  • Home compost of disposable nappies - all disposable nappies are made up of outer layers and an inner core which is the absorbent section made up of wood pulp fibres and ‘super absorbent polymers’ (SAPs). The inner core of any disposable nappy can be composted, as it is essentially plant based. To compost the inner core simply tear or slice a wet nappy so the inner core is exposed, empty this into your compost bin, then cover with plants or other compost material. Don’t use the resulting compost on edible plants, and don’t compost soiled nappies. This simple action can reduce your nappy waste by up to 90%!
Need to know 'which bin' and more importantly, why? Green Industries SA offer handy and simple tips to help you get the most out of your recycling efforts. Visit the Which Bin website.


Buy fresh food without packaging, or grow your own!


Drink more tap or tank water and cut down on bottled drinks.


Use egg cartons as biodegradable seed pots.


Put plastic containers, paper, cardboard, glass jars and aluminium cans in your household Recycling Bin.

Illegal dumping costs the community and the environment. The EPA have an established unit to investigate illegal dumping, they will be watching!

Illegal Dumping

Green Industries SA

Zero Waste SA YouTube Channel

Waste, recycling and disposal FAQs

All of Mount Gambier’s kerbside recycling goes to the Green Triangle Recyclers facility in Mount Gambier where it is sorted into different categories – paper, cardboard, metal, glass, PET plastic (#1), HDPE plastic (#2) etc. The materials are baled and then sent to other facilities to be turned into new products. The recycling industry is an open market, where recycling processors sell their material where they can get the highest price. Here are some examples of what happens to Mount Gambier’s recycling:

• Cardboard and mixed paper are sent to facilities in Victoria and New South Wales where they are turned into new recycled paper products.

• Newspaper is sent to Adelaide where it’s turned into kitty litter.

• PET plastic (#1) is sent to Sydney where it’s turned into plastic bottles.

• HDPE plastic (#2) is sent to Moama NSW where it’s turned into drainage pipes.

Only contamination from recycling bins is sent to landfill. This highlights the importance of making sure you don’t contaminate your recycling bin. For further information view these videos.

The Mount Gambier Library offers free disposal of small domestic batteries up to the size of a 6V battery only. Batteries can also be disposed of at the Waste Transfer Station.

Local businesses also offer free battery disposal, including ALDI, Bunnings and SE Battery Service.

The Mount Gambier Library offers free disposal of x-rays.

Old mobile phones and accessories can be dropped off in the Mobile Muster Bin at the Mount Gambier Library. You can visit the Mobile Muster website for other drop off locations.
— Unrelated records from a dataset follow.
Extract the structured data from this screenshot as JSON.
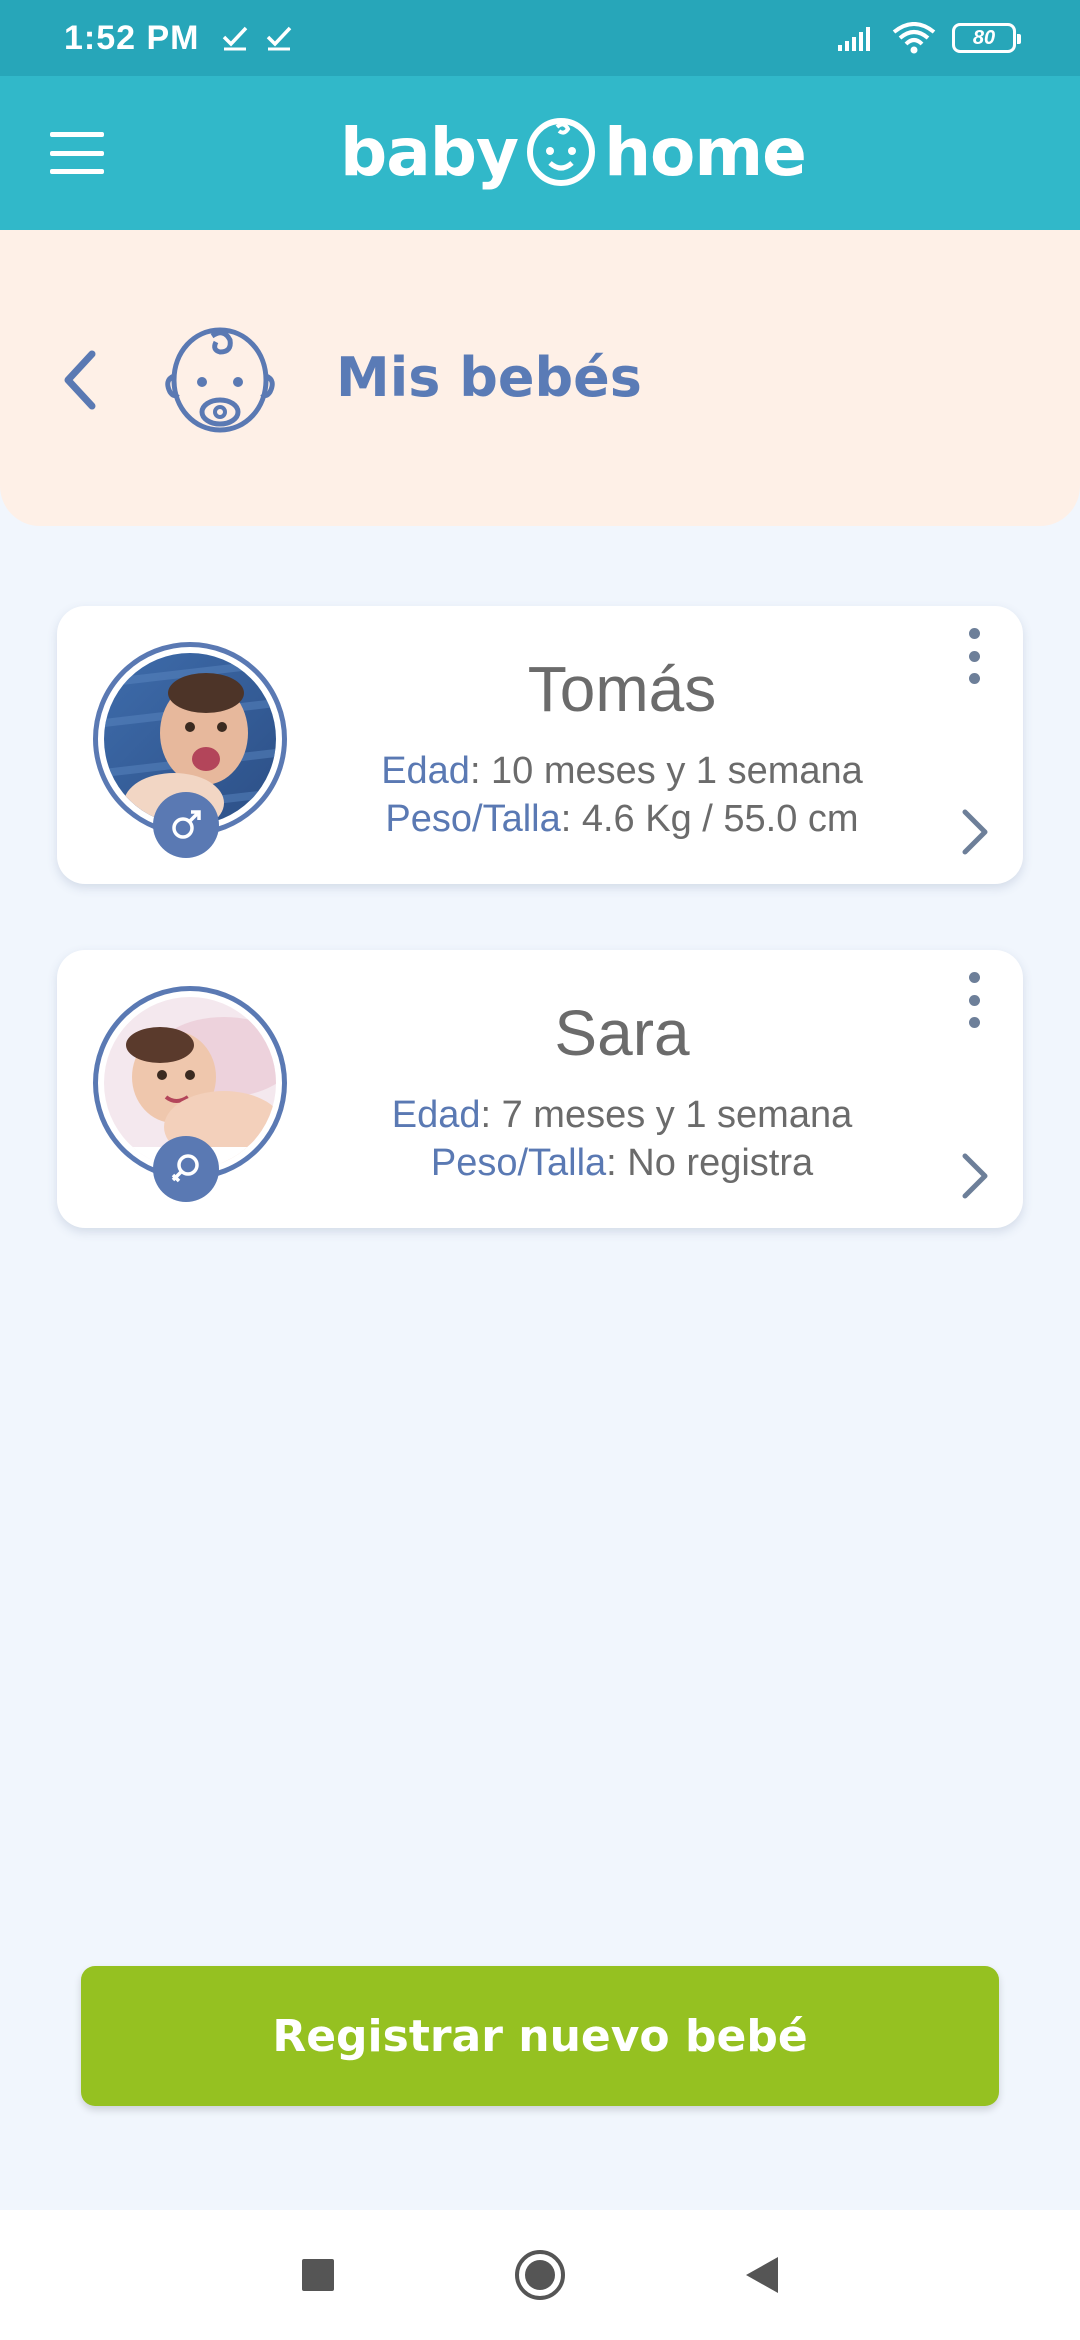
{
  "status_bar": {
    "time": "1:52 PM",
    "battery": "80",
    "icons": [
      "check-icon",
      "check-icon",
      "signal-icon",
      "wifi-icon",
      "battery-icon"
    ]
  },
  "app_bar": {
    "logo_left": "baby",
    "logo_right": "home",
    "menu_icon": "hamburger-menu-icon"
  },
  "header": {
    "title": "Mis bebés",
    "back_icon": "chevron-left-icon",
    "baby_icon": "baby-face-icon"
  },
  "babies": [
    {
      "name": "Tomás",
      "age_label": "Edad",
      "age_value": ": 10 meses y 1 semana",
      "weight_label": "Peso/Talla",
      "weight_value": ": 4.6 Kg / 55.0 cm",
      "gender_icon": "male-symbol-icon"
    },
    {
      "name": "Sara",
      "age_label": "Edad",
      "age_value": ": 7 meses y 1 semana",
      "weight_label": "Peso/Talla",
      "weight_value": ": No registra",
      "gender_icon": "female-symbol-icon"
    }
  ],
  "cta": {
    "label": "Registrar nuevo bebé"
  },
  "colors": {
    "status_bar": "#27a6b9",
    "app_bar": "#31b8c9",
    "header_panel": "#fef0e7",
    "background": "#f1f6fd",
    "accent_blue": "#5a79b3",
    "cta_green": "#95c121"
  },
  "nav_bar": {
    "icons": [
      "recents-square-icon",
      "home-circle-icon",
      "back-triangle-icon"
    ]
  }
}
Residents who use needles/syringes and other forms of sharps in the home, in the course of administering medication, are able to obtain sharps containers from Council (a small fee applies). There is a large yellow sharps disposal bin outside the Civic Centre in the Cave Garden/Thugi.

There are a number of local 'Buy, Swap and Sell' groups available on Facebook.

The Planet Ark website also contains information about online forums for finding, giving, swapping or selling pre-loved items.

Organic/Green Waste

Recycling Waste

Recycle Bin Audit

Household Waste Bin Audit

Webinar: Can I recycle this?